6 Rules for Hiring a Contractor for a Flip
Finding and working with a contractor has traditionally been quite the crapshoot. It can be hard to find a trustworthy contractor that does good work, and even when you do, disagreements and disputes between owner and contractor bog down the work. To help you find and work with the right contractor, one you won’t have to fire halfway through the project, we’ve put together this list of important guidelines to follow when hiring a contractor.
Vet Your Options
At the beginning, you’ll have a lot of options for contractors when you’re looking for someone to work with. Do not just pick the first guy in the phonebook and give him a contract to sign. You need to vet the contractors to determine who’s a good fit. There are a few ways you can do this, and using a combination of tactics is highly recommended.
First, get recommendations. Friends and family who have worked with contractors are a good start, but don’t end it there. Check the National Association of the Remodeling Industry for members in your area. Ask a building inspector for names of contractors that meet code. Ask the local lumber yard for names of contractors who pay their bills on time.
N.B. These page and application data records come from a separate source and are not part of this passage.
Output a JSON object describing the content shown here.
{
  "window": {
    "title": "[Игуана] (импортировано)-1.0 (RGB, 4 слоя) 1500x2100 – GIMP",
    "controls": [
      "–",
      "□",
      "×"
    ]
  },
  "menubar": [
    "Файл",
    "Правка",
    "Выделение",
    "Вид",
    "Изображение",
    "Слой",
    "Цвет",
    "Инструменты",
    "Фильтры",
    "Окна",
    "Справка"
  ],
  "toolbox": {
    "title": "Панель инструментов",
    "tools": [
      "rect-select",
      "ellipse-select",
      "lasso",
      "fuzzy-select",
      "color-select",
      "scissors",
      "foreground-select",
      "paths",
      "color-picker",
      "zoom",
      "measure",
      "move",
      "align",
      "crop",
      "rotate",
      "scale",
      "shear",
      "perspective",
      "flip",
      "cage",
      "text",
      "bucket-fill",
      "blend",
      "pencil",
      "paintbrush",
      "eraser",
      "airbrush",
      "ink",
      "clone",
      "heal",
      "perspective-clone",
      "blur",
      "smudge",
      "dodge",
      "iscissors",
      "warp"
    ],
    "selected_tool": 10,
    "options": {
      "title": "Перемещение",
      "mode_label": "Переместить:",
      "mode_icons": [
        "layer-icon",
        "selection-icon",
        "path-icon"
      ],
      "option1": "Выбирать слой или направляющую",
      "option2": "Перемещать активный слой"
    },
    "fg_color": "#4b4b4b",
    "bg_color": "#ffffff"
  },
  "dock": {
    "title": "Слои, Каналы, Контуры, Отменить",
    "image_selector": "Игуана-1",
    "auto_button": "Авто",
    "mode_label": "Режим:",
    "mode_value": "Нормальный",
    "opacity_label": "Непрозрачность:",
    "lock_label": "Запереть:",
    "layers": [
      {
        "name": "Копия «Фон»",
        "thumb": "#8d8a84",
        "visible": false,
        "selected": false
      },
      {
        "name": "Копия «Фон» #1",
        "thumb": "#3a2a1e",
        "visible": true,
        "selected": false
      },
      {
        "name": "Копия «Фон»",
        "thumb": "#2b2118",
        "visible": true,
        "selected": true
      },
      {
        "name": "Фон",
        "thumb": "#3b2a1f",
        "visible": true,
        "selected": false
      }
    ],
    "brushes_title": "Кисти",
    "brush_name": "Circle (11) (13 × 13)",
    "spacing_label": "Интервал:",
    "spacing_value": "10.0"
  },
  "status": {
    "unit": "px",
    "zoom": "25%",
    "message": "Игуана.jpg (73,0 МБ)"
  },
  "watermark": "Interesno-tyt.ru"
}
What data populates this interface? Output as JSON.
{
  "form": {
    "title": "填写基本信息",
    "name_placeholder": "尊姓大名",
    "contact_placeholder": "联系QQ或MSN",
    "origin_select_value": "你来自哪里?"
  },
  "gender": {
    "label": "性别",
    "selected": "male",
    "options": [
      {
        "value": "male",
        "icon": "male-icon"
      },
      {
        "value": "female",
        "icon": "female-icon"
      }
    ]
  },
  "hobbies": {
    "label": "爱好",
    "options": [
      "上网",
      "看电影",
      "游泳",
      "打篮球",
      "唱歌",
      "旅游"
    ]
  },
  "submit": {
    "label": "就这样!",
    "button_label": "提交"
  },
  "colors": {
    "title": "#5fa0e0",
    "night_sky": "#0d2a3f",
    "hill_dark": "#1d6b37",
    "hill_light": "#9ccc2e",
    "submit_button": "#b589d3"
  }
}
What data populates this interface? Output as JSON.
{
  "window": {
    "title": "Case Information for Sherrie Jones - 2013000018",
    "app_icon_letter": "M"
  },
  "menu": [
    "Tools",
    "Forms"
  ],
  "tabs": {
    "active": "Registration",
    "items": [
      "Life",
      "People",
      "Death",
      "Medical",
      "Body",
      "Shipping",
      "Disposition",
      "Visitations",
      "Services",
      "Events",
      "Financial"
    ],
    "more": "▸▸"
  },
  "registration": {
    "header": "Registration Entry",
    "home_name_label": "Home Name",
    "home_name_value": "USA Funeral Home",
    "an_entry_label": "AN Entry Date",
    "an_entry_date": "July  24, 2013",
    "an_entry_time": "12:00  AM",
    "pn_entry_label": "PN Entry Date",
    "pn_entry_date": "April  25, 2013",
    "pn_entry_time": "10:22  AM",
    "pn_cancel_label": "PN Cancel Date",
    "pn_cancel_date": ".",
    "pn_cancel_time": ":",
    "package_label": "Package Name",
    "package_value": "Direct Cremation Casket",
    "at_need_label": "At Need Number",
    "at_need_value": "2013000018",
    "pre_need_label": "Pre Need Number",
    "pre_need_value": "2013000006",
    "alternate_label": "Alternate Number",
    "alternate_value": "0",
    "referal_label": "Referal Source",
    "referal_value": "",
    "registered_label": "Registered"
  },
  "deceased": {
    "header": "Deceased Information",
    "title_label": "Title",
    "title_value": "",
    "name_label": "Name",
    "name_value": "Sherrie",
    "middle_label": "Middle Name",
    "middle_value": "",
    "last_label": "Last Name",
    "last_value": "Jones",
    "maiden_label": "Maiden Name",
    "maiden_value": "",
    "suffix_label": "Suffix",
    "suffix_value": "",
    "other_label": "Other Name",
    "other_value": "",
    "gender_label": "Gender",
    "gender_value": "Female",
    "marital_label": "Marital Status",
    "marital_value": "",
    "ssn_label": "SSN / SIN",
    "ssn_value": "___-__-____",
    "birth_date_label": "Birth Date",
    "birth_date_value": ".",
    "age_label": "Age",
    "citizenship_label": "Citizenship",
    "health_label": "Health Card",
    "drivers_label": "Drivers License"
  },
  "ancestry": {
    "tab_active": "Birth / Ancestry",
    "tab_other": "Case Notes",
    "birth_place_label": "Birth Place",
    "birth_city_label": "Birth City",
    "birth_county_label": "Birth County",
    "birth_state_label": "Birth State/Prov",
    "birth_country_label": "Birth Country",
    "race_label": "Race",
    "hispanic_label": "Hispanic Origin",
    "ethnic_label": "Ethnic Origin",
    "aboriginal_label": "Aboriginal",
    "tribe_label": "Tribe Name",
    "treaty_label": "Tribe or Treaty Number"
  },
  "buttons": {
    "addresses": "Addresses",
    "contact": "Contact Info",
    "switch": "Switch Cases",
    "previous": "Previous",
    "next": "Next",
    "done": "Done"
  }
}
Next, sort them by the kind of work you’re doing. Not every contractor is an expert in every type of job, so you’ll want to find out what kind of work they typically do. Either look them up to see what kind of business they do, or do phone interviews and ask. The interviews are important as well for determining if they are prepared to handle a project of your size in the timeframe you have.
Be sure you talk to any of your serious candidates, to see how well the two of you communicate, as poor communication will result in a problematic project. On the other hand, you don’t want to hire someone just because they talk a good game. In the end, what you’re looking for is someone licensed, who gets the proper permits, pays their bills on time, does reliable work, and is easy to work with.
Check Out Their Previous Work
Part of the vetting process should include an inspection of their previous work, or works in progress. Take a look at how clean they keep a job site, if safe procedures are followed, and how the employees behave at work. Review a finished project so see the quality of the work. Being a little nosy at this stage will save you a lot of grief later.
Get Several Bids
Once you have a shortlist of potential contractors, get several bids for your job. This is important, otherwise you have no way of telling if you’re within normal ranges for the job. Getting at least three bids will ensure that you don’t overpay for the job. Typically, 40% of the cost of the job should be materials, and 15-20% should be the profit margin markup. The rest is the cost of seeing the job done.
Don’t Take the Lowball Bid
When you get your bids, don’t just take the lowest bid. Compare the bids to each other, and if one seems too good to be true, it probably is. A respectable contractor knows what their service is worth, and will charge a fair price. A lowball bid is an indication of at least one of a few things: they cut corners, use shoddy work, are dishonest, or are desperate for work—none of which are good.
Have a Payment Schedule
Once you’ve picked a contractor, set up a payment schedule—a set timeframe where the contractor will receive payments incrementally. It’s customary for the first payment (usually about 10%) to come at the beginning of the job. Beware of contractors that try to ask for half upfront, as this is a sign they either couldn’t pay bills for a previous job, or don’t have the resources to fund the materials and labor at the beginning of your job. Neither is good news.
Put the Contract in Writing
Perhaps most important is putting the contract in writing. This is critical because it makes sure everything happens in accordance with the agreement you’ve made. It also means that if something goes wrong or if there’s a dispute, there’s something to use in arbitration. Be sure you include details in the contract for how those disputes will be resolved, as well as language indicating that the contractor is liable for mistakes or problems that arise.
For more information on hiring contractors for flips, contact the pros at Real Estate Elevated.